The A’s are fifth in the AL in runs with 318, and they’re one of the most disciplined teams at the plate as they lead the Majors with 271 walks. Coco Crisp is having a career-year at age 33, hitting .297/.384/.505 with eight home runs and 13 stolen bases to make him one of the most prolific lead off hitters in the game right now.

May 29, 2013; San Francisco, CA, USA; Oakland Athletics third baseman Josh Donaldson (20) at bat during the fifth inning against the San Francisco Giants at AT

And then there’s Josh Donaldson, who has become the latest diamond in the rough that Beane has plucked out of relative obscurity to become an All-Star candidate. Look at the stat leaders, and you’ll see the third basemen’s name besides players like Adrian Beltre, Evan Longoria and Dustin Pedroia. He’s posting a WAR (wins above replacement) of 3.0, good for seventh in the AL, and he’s starting to gain some recognition as one of the better all-around players in the Majors at the hot corner.

All of this and we haven’t even touched on players like Yoenis Cespedes, who has one of the best power swings in the league, or Jed Lowrie, who’s hitting .292 with 24 RBI’s and 18 doubles.

You could even argue the A’s haven’t hit their stride yet since they’re still waiting on players like Chris Young and Josh Reddick to get going. Reddick led the team with 32 home runs in 2012, and Young was an All-Star center fielder with the Diamondbacks before coming over to the A’s, and he broke out of a season-long slump last night, going 3-for-3 with a huge home run to account for the second Oakland run of the game against the Mariners.

Now, A’s fans may be bothered by the fact that the team isn’t garnering as much attention as they should considering their fantastic play. This isn’t a new thing, however. The A’s are the smaller fish in a tw0-team media marker, and their accomplishments are never going to draw in media attention in the same way that it would if it was happening with a team like the Yankees, Red Sox, Dodgers, or any other classic franchise you want to plug in.

I would argue this is a good thing for Oakland. It allows them to fly under the radar, and it even gives Bob Melvin the underdog card to play if he wanted to motivate his team in such a fashion.

So to answer the question of whether or not the A’s are an elite team? The evidence at our disposal from the past year or so bears out that they are playing at a very  high level. Whether or not that is sustainable remains to be seen. Despite the roster depth they worked so hard to build in the offseason, one or two injuries to key players can derail the whole operation in a heartbeat.

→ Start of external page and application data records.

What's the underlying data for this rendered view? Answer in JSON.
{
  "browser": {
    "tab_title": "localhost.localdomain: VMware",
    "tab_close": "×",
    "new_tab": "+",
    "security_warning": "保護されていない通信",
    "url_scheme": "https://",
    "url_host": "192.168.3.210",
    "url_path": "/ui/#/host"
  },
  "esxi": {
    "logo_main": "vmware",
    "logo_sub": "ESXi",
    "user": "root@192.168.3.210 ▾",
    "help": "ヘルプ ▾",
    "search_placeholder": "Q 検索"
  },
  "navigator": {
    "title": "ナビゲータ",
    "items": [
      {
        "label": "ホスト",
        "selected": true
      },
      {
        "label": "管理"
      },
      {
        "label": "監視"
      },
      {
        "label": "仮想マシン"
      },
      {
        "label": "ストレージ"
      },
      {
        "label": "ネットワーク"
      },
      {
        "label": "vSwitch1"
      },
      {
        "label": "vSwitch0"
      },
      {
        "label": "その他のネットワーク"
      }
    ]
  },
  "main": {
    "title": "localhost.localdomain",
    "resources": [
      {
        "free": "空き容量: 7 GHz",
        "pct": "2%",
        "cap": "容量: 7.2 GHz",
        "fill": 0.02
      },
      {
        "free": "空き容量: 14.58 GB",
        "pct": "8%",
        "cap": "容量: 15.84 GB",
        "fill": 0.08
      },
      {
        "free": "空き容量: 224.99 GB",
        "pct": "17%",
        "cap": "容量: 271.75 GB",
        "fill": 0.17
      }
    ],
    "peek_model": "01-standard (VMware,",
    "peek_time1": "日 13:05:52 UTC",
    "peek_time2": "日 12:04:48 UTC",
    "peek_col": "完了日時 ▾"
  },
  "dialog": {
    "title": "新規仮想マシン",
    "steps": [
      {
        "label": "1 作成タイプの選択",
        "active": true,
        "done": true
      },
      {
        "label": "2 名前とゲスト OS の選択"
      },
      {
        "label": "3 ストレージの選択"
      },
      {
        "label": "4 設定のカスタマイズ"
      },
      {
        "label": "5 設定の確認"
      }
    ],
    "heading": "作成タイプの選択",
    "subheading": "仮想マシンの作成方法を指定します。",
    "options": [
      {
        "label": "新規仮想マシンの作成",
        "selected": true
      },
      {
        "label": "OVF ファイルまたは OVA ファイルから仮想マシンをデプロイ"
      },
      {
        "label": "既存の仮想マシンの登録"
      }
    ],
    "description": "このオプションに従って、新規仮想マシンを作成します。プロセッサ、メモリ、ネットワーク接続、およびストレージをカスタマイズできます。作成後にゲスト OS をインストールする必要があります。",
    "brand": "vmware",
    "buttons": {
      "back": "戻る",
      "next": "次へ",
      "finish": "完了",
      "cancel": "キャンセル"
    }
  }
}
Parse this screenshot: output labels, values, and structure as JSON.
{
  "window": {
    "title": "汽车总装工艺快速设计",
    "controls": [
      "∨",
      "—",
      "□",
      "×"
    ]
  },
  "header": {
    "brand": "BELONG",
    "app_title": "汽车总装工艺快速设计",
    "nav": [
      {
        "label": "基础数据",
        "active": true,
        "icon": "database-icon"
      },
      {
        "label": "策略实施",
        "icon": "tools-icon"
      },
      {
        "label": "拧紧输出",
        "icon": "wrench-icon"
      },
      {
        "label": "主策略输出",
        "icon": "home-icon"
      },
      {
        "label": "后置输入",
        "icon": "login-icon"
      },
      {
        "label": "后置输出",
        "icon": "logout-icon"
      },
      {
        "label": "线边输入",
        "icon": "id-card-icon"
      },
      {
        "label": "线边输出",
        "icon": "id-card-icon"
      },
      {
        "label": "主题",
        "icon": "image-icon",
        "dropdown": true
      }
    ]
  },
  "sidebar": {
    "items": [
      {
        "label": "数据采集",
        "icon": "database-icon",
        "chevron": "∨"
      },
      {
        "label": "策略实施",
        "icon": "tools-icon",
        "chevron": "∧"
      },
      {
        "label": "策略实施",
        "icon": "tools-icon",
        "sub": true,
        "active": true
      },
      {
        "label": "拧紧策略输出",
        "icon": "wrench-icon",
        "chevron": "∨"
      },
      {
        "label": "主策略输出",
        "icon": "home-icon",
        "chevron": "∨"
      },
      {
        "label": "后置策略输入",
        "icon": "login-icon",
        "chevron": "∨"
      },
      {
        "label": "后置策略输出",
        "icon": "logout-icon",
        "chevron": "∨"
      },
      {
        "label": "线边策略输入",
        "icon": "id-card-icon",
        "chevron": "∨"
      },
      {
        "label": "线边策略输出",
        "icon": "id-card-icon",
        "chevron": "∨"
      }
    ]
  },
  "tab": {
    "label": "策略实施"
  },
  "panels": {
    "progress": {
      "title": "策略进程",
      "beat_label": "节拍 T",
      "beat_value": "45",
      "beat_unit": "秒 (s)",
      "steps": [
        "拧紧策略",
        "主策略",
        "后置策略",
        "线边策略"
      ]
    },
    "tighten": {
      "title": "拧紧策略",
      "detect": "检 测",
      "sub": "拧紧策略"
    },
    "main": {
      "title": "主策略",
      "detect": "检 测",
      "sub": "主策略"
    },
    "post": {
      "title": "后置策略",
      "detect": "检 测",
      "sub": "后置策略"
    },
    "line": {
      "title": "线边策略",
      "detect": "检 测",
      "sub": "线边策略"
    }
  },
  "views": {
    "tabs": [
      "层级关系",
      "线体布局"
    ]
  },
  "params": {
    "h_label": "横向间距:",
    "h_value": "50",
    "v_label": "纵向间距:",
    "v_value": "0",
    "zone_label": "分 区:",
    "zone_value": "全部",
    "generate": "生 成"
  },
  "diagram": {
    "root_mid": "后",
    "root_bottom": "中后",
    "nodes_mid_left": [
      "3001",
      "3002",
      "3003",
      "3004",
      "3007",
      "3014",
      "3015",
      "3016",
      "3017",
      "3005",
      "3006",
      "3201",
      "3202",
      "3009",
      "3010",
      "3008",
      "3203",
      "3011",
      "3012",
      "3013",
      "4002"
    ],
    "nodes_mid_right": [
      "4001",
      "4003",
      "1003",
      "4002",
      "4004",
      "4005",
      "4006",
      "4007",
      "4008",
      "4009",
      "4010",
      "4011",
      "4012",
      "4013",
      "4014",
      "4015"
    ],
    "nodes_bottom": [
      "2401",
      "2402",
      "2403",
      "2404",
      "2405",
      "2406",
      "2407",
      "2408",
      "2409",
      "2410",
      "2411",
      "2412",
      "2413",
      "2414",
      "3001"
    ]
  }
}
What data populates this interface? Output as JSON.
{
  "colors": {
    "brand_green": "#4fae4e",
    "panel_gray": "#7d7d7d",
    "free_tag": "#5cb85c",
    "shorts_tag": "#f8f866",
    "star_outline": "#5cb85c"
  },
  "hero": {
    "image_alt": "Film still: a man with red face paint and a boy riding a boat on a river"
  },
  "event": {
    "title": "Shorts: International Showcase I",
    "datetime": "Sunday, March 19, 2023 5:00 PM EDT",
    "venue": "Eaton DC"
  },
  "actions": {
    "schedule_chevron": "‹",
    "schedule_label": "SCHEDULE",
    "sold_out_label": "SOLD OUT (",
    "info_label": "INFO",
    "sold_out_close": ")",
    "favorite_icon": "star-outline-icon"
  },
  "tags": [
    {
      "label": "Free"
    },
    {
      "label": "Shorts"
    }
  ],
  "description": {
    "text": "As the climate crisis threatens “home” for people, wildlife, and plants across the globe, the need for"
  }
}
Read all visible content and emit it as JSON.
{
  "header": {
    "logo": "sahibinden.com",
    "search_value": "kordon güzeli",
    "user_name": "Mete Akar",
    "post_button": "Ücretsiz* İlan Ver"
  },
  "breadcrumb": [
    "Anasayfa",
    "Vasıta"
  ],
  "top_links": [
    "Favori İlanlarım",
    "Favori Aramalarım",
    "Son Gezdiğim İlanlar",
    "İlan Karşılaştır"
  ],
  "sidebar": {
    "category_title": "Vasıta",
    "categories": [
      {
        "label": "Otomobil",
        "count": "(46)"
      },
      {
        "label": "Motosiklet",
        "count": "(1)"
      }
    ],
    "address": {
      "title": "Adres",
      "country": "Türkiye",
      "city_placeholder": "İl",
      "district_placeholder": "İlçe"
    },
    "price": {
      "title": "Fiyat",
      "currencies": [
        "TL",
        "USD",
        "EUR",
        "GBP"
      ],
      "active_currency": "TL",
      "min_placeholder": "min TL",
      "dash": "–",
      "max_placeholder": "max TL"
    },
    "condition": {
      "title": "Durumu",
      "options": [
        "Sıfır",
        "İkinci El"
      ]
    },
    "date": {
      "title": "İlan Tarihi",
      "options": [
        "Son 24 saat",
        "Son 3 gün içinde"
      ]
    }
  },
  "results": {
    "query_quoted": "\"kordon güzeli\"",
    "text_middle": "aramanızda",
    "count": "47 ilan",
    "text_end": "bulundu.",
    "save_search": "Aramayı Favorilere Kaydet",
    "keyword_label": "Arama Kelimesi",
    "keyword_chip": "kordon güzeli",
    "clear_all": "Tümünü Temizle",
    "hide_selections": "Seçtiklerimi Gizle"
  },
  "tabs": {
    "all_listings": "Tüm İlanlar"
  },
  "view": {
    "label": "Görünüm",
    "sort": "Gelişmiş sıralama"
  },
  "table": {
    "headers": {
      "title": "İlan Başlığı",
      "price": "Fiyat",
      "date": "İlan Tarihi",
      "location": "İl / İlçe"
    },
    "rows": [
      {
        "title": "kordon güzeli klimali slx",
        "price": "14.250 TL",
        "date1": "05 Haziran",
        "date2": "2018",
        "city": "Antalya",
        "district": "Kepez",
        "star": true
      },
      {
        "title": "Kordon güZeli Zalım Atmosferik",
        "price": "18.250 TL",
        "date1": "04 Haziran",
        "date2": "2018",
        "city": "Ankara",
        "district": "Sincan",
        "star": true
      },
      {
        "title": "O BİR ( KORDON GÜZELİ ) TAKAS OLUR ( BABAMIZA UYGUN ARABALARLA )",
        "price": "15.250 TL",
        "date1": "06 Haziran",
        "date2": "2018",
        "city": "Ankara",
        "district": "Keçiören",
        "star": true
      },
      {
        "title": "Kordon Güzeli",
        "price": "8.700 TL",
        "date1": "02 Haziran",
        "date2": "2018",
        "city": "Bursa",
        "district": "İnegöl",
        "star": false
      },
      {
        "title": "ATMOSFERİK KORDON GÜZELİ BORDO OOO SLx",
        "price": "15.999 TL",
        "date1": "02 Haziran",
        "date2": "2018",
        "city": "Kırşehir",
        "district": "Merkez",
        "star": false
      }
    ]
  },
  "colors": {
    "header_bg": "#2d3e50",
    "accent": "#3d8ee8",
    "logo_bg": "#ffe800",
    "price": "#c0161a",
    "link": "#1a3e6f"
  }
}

Additionally, regular season success may mean less in baseball than in any other sport. The playoffs are about who gets hot at the right time; looking at the list of World Series winners from 2001 until now is a testament to that.

Still, the A’s are such a fundamentally sound club in the way they’re set up that it will take an extenuating circumstance to knock them off their current trajectory. Solid pitching. Defense. Plate discipline. Run production. These are the maxims of the A’s organization.

It may seem like a given that every organization values these attributes, but look across the league and you’ll see that the big contracts still go to home run hitters and pitchers on the back end of their careers that are prone to injury and a fall off in production.

So while teams like the Angels and Yankees continue to acquire the big names with pundits declaring them the favorites because of their “elite” talent, the A’s will do things their way, and the results will speak for themselves.